Copy out the records so that each line matches the original.

☆ ☆ ☆

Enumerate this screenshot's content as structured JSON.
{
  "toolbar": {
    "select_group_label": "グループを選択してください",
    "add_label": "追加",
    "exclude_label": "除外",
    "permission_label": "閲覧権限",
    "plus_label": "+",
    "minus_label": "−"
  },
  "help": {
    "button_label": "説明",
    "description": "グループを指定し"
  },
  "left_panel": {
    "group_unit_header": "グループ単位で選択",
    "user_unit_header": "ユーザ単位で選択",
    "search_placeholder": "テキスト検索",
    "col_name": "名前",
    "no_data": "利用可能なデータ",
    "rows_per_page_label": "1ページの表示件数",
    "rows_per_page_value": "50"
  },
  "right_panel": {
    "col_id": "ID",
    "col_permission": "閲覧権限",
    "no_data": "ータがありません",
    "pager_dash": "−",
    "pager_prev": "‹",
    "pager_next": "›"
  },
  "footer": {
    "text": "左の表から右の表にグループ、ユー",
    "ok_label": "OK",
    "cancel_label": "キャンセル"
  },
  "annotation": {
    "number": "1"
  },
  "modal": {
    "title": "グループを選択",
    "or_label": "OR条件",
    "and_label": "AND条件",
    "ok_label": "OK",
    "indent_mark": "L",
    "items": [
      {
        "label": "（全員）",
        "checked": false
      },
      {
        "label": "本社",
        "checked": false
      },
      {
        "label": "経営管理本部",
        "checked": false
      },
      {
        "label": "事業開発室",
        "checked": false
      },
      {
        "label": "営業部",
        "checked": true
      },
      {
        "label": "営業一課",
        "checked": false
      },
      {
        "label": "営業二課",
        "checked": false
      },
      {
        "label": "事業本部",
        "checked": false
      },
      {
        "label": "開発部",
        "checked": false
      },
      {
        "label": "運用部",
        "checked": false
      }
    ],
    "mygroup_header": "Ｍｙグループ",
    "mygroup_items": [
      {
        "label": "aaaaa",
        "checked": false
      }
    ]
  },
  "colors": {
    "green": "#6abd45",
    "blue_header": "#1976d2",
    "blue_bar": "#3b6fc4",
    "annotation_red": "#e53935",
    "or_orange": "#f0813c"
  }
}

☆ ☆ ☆

■ Exercise answer ■
Enumerate this screenshot's content as structured JSON.
{
  "toolbar": {
    "select_group_label": "グループを選択してください",
    "add_label": "追加",
    "exclude_label": "除外",
    "permission_label": "閲覧権限",
    "plus_label": "+",
    "minus_label": "−"
  },
  "help": {
    "button_label": "説明",
    "description": "グループを指定し"
  },
  "left_panel": {
    "group_unit_header": "グループ単位で選択",
    "user_unit_header": "ユーザ単位で選択",
    "search_placeholder": "テキスト検索",
    "col_name": "名前",
    "no_data": "利用可能なデータ",
    "rows_per_page_label": "1ページの表示件数",
    "rows_per_page_value": "50"
  },
  "right_panel": {
    "col_id": "ID",
    "col_permission": "閲覧権限",
    "no_data": "ータがありません",
    "pager_dash": "−",
    "pager_prev": "‹",
    "pager_next": "›"
  },
  "footer": {
    "text": "左の表から右の表にグループ、ユー",
    "ok_label": "OK",
    "cancel_label": "キャンセル"
  },
  "annotation": {
    "number": "1"
  },
  "modal": {
    "title": "グループを選択",
    "or_label": "OR条件",
    "and_label": "AND条件",
    "ok_label": "OK",
    "indent_mark": "L",
    "items": [
      {
        "label": "（全員）",
        "checked": false
      },
      {
        "label": "本社",
        "checked": false
      },
      {
        "label": "経営管理本部",
        "checked": false
      },
      {
        "label": "事業開発室",
        "checked": false
      },
      {
        "label": "営業部",
        "checked": true
      },
      {
        "label": "営業一課",
        "checked": false
      },
      {
        "label": "営業二課",
        "checked": false
      },
      {
        "label": "事業本部",
        "checked": false
      },
      {
        "label": "開発部",
        "checked": false
      },
      {
        "label": "運用部",
        "checked": false
      }
    ],
    "mygroup_header": "Ｍｙグループ",
    "mygroup_items": [
      {
        "label": "aaaaa",
        "checked": false
      }
    ]
  },
  "colors": {
    "green": "#6abd45",
    "blue_header": "#1976d2",
    "blue_bar": "#3b6fc4",
    "annotation_red": "#e53935",
    "or_orange": "#f0813c"
  }
}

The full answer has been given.